Artists & Performers
Artists and performers face a unique set of challenges that many people just don’t understand.
As an artist, you crack yourself open so that you can access the best parts of you, which also happen to be the most vulnerable parts too. You put your “inside world” onto the page/screen or into the music.
You regularly have to show the canvas of your most vulnerable self to create your art, and while those parts are sometimes beautiful and serene, they can also be shameful and embarrassing.
You didn’t realize that, by cracking yourself open to the world, you’re also left exposed, raw, and sometimes subjected to criticism. You try to stay open to your creativity and vision for projects, but you often find yourself stifling ideas out of fear that others will reject them.
Part of the artist’s ability to tap into the depth and heart of what they do is also what left them vulnerable as children to pain.
Many artists grew up using their imagination to manage feelings of loneliness, boredom, and disappointment in those who should have been there for them.
For example, if you were the kid who felt lonely and different, you may have used your imagination and creativity to create a wall between you and other people. You learned to be completely self-reliant.

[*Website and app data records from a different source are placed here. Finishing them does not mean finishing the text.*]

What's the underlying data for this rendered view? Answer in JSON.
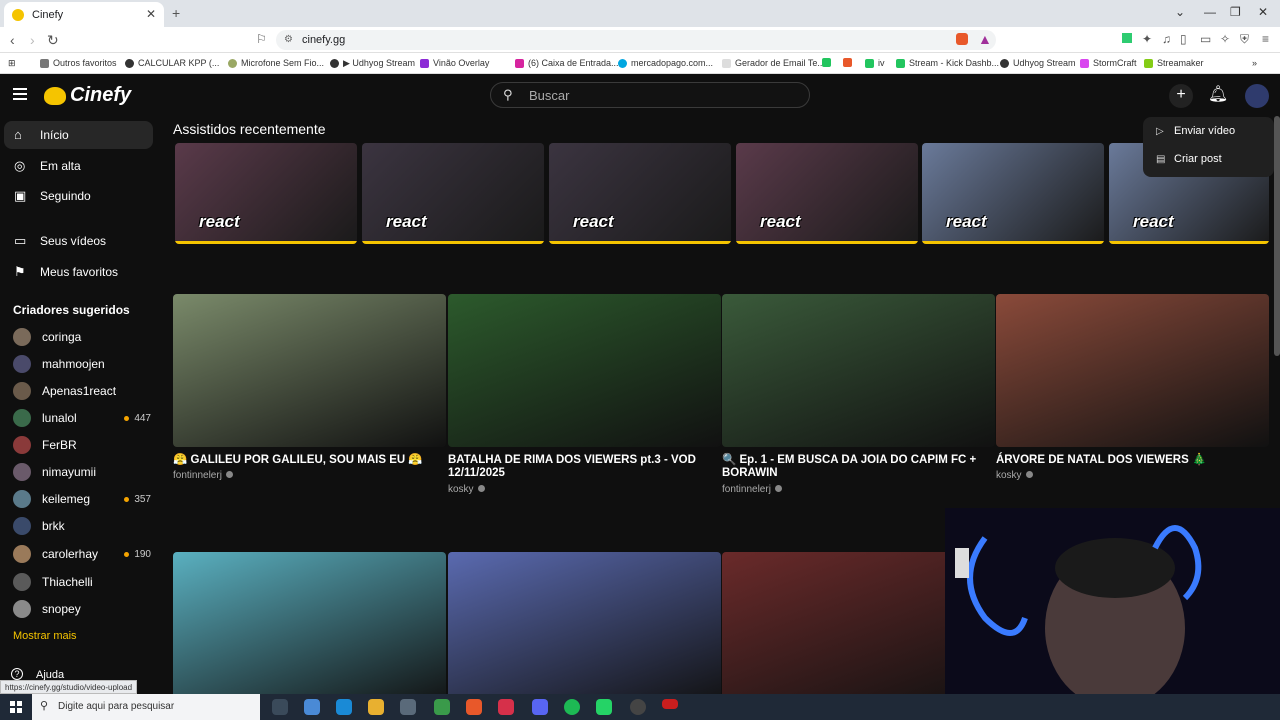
{
  "browser": {
    "tab_title": "Cinefy",
    "url": "cinefy.gg",
    "bookmarks": [
      "Outros favoritos",
      "CALCULAR KPP (...",
      "Microfone Sem Fio...",
      "▶ Udhyog Stream",
      "Vinão Overlay",
      "(6) Caixa de Entrada...",
      "mercadopago.com...",
      "Gerador de Email Te...",
      "iv",
      "Stream - Kick Dashb...",
      "Udhyog Stream",
      "StormCraft",
      "Streamaker"
    ],
    "status_url": "https://cinefy.gg/studio/video-upload"
  },
  "header": {
    "logo": "Cinefy",
    "search_placeholder": "Buscar"
  },
  "sidebar": {
    "nav": [
      {
        "label": "Início",
        "icon": "home-icon"
      },
      {
        "label": "Em alta",
        "icon": "flame-icon"
      },
      {
        "label": "Seguindo",
        "icon": "subscriptions-icon"
      },
      {
        "label": "Seus vídeos",
        "icon": "your-videos-icon"
      },
      {
        "label": "Meus favoritos",
        "icon": "bookmark-icon"
      }
    ],
    "creators_title": "Criadores sugeridos",
    "creators": [
      {
        "name": "coringa",
        "count": ""
      },
      {
        "name": "mahmoojen",
        "count": ""
      },
      {
        "name": "Apenas1react",
        "count": ""
      },
      {
        "name": "lunalol",
        "count": "447"
      },
      {
        "name": "FerBR",
        "count": ""
      },
      {
        "name": "nimayumii",
        "count": ""
      },
      {
        "name": "keilemeg",
        "count": "357"
      },
      {
        "name": "brkk",
        "count": ""
      },
      {
        "name": "carolerhay",
        "count": "190"
      },
      {
        "name": "Thiachelli",
        "count": ""
      },
      {
        "name": "snopey",
        "count": ""
      }
    ],
    "more_label": "Mostrar mais",
    "help_label": "Ajuda"
  },
  "dropdown": {
    "items": [
      {
        "label": "Enviar vídeo",
        "icon": "upload-video-icon"
      },
      {
        "label": "Criar post",
        "icon": "post-icon"
      }
    ]
  },
  "main": {
    "recent_title": "Assistidos recentemente",
    "recent": [
      {
        "label": "react",
        "color": "#5a3a4a"
      },
      {
        "label": "react",
        "color": "#3b3440"
      },
      {
        "label": "react",
        "color": "#3b3440"
      },
      {
        "label": "react",
        "color": "#5a3a4a"
      },
      {
        "label": "react",
        "color": "#6a7a9a"
      },
      {
        "label": "react",
        "color": "#6a7a9a"
      }
    ],
    "videos": [
      {
        "title": "😤 GALILEU POR GALILEU, SOU MAIS EU 😤",
        "author": "fontinnelerj",
        "color": "#7a8a6a"
      },
      {
        "title": "BATALHA DE RIMA DOS VIEWERS pt.3 - VOD 12/11/2025",
        "author": "kosky",
        "color": "#2c5a2c"
      },
      {
        "title": "🔍 Ep. 1 - EM BUSCA DA JOIA DO CAPIM FC + BORAWIN",
        "author": "fontinnelerj",
        "color": "#3a5a3a"
      },
      {
        "title": "ÁRVORE DE NATAL DOS VIEWERS 🎄",
        "author": "kosky",
        "color": "#8a4a3a"
      },
      {
        "title": "",
        "author": "",
        "color": "#5ab0c0"
      },
      {
        "title": "",
        "author": "",
        "color": "#5a6ab0"
      },
      {
        "title": "",
        "author": "",
        "color": "#6a2a2a"
      }
    ]
  },
  "taskbar": {
    "search_placeholder": "Digite aqui para pesquisar"
  }
}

The problem is that this pattern that once made you cool and helped protect you against feeling disappointed in others now drives a wedge between you and the people who want to be close to you.
You never needed anyone, and you’ve learned to value your independence. But doing everything on your own isn’t realistic, and you realize that others are getting ahead because everyone else seems to make connections easier than you do.
Everyone else seems to play the networking game right, and you despise it.
Maybe you’re an artist who grew up as a people pleaser, learning to entertain or be the overachiever.
Instead of feeling cared for, you did all the caring for those people in your life. You learned to take the temperature of the room and are always aware of others emotions.
Now this pattern gets in the way of your personal and professional life. You think so much about what others think and feel that you neglect yourself and your needs. You struggle to set boundaries with people because you hate disappointing them.
A lack of social media engagement and unbooked gigs makes you question your relevancy. It’s like you’re playing a constant game of being yourself while also grasping at straws to network in a way that doesn’t feel natural or authentic.
Imagine what kinds of art you could create if you could let go of being who you think you’re supposed to be for everyone else…
So now you’re here.
You find yourself feeling 12 years old again, only now you understand how you got here. You know your patterns, and you know what the books tell you to do to get your 10,000 hours to be great at something. So you try to do your hours for your art and your hours for your self-growth, but you keep coming back to the same place.
You know you need help and you’re ready to finally get relief, but you’re scared and uncomfortable and maybe a little skeptical. I get it.
You feel stuck.
You’re ready to take the step and work through all these complicated feelings.